While we can understand, after a fashion, such shorthand, and shorthand is great for taking dictation when someone speaks quickly or jotting down notes that are written out later, grammar and punctuation should not be optional.

Grammar and punctuation rules were written in a time when understanding each other was paramount and having a common ground, especially for foreigners learning a new language, made communication much easier. English is hard enough to learn because it is a polyglot of words borrowed from other languages, but grammar and punctuation in writing make understanding the writers' meanings much easier.

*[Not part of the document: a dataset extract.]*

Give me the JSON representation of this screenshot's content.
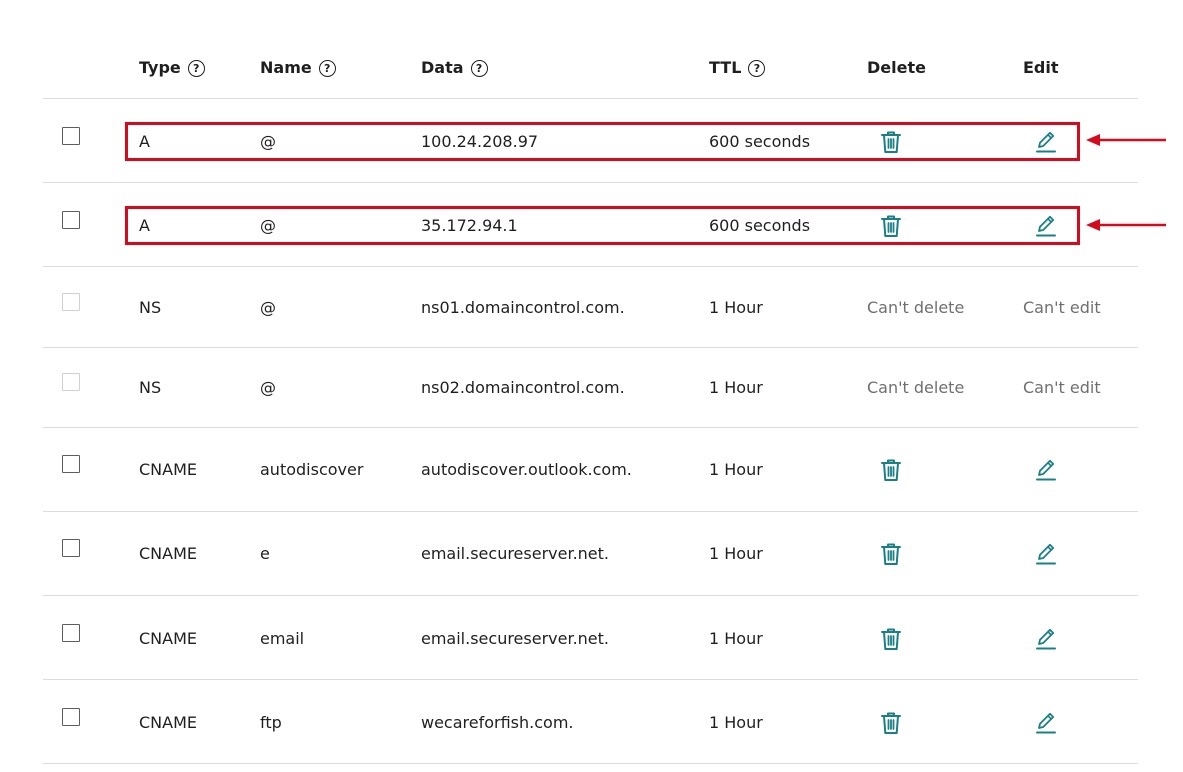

Doing things the easy way seems the best way to go, but when it comes to writing, expressing oneself clearly and concisely is more important than ignoring punctuation and grammar rules because it's a matter of preference. I prefer not to read books that can't follow the simple rules of subject, verb, and predicate with the requisite period at the end and commas used where appropriate so I don't have to read and reread the sentence a dozen times to figure out what the writer is saying. A writer whose preference is for ignoring the rules that make communication rich and expressive -- and understandable -- will not get my hard earned money for their failed attempts to communicate or entertain, but they will get a review that will let everyone else know to avoid them as if they have the plague -- the same plague that struck those working on the Tower of Babel when the common language was suspended and no one understood what anyone else said. It put an end to the building of the tower and the beginning of setting down common rules so that a meeting of minds would occur and people would be able to communicate and understand each other.

As far as I am concerned, I prefer not to have to work that hard to understand a writer's story. I'd rather laugh, cry, get angry, or be entertained and informed. That won't happen if the rules are broken because it's a good day to leave out verbs or periods and punctuation.

Just so you know, yes, I am the person who called a local radio station and told the manager that it was FEWER commercials and not LESS commercials.